The show needs to find a way to make us really care about some of the girls at least. It needs to go beyond honesty and delve into the minds of these young woman. It needs to show us the underlying problems that bring these characters to this point. There are currently no adults in the show, just the seven kids - no parents, no teachers, no guidance counselors, no doctors of any sort. There is rebellion, disgust, disdain, demoralization at the hands of older folks, and boredom and early sexual experimentation on the plate here but no evidence presented except in one odd monologue by Kaylee screaming at her mother on the other side of an unseen bedroom door.
An extraordinary company has placed this show on the Vermont stage. Margo Seibert and Caitlin Kinnunen are phenomenal as the first girl impregnated and her best friend who betrays her trust and forces an early birth on her best pal. As Maddie, Kinnunen is tortured into lying about her relationship with Cory, the boy she sleeps with every night. She sings the turgid songs with too much exposition in the lyrics. She looks unhappy most of the time and she does that extremely well. Seibert’s Brynn is a jollier, though anxiety-ridden, girl faced with the hardest decision of all, whether or not to accept a pregnancy pact of friends and once having done so, deciding how far she can go to goad them into compliance. Both girls sing and act with the competence of the more accomplished. They are fine in their roles.
As Kaylee, the one who can’t get pregnant, Katrina Rose Dideriksen is great at hostility and terrific in the role of supporter. She gets to sing the "Kaffritz" or "Rizzo" song, "Leave Me Behind" with great style, verve and emotional impact.
Jeanelle, who breaks the pact and starts the principal ruckus among her friends, is played by Dana Steingold. Her voice and her body belie her size and she delivers a strong performance with devastating impact. The other two girls, Jenn played by Lauren Marcus and Sansanee played by Krystina Alabado, do fine work as well.
The sole boy in the cast, playing three roles, is Jed Resnick. He, as Cory, and Kinnunen duet on a sweet song, "Secrets" and he gets a solo in "Let Me" when he discovers he is about to be a father. Resnick never has a bad or false moment on the stage but he is written just to be written out in this role. This feels like a mistake and not just for the actor but for the character.
On a wonderful set that needs too many a-vista changes done by the cast of actors, designed by Timothby R. Mackabee, the show is given a first-rate production by director Joe Calarco. Calarco has done a fine job in staging the piece, but there is so little development in the characters themselves that the fault must lie with the writing. This director may have already done the cutting he felt necessary, but perhaps it is time for all three creators to look at their handiwork and begin to assemble the pieces of a legtitimate bit of theater rather than a pop-rock expression of individual decision making that is both self-destructive and unnecessarily cruel to others.
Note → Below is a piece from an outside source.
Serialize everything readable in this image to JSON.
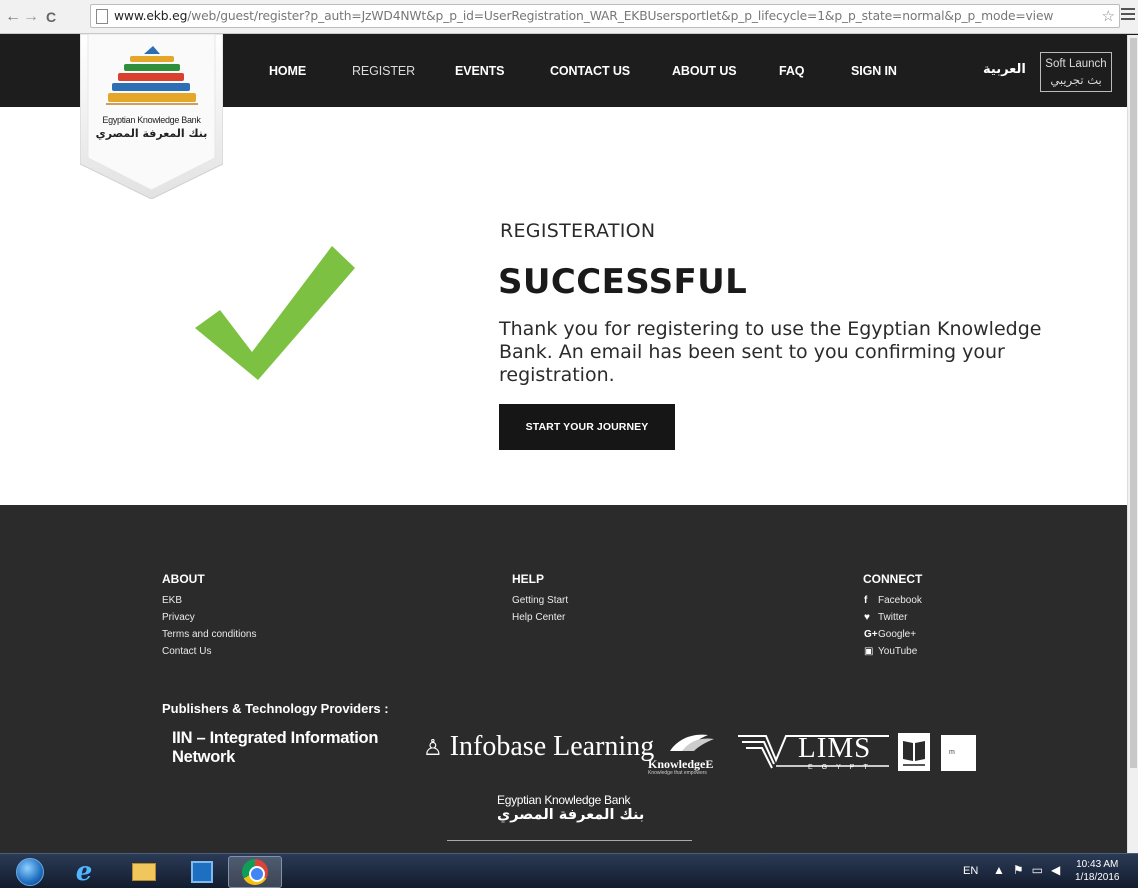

The Weston Playhouse has taken a big risk with this show and they have delivered a stage-worthy piece of clap-trap that could, in time and with hard work, emerge as a first-rate theatrical venture worthy of repeated visits. They must be applauded for taking on the challenge and never short-changing it. They should never declare this show frozen during its brief run in Vermont. Everyone should take advantage of all the fine talent involved to forge forward into a new and better theatrical experience.
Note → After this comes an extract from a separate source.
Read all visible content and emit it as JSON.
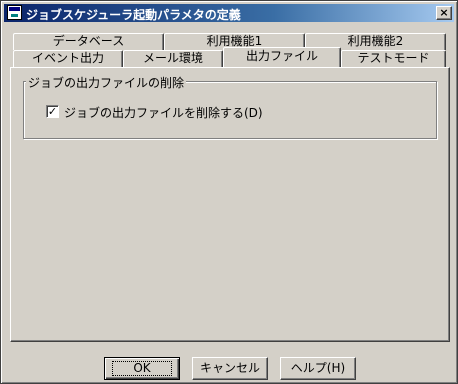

The women of Pregnancy Pact; photo: Tim Fort
Diderkikscon, Seibert, Kinnunen, and Steingold; photo: Tim Fort
Pregnancy Pact plays through September 8 at the Weston Playhouse at 703 Main Street, Weston, Vermont. For information and tickets call the box office at 802-824-5288 or go to their website www.westonplayhouse.org.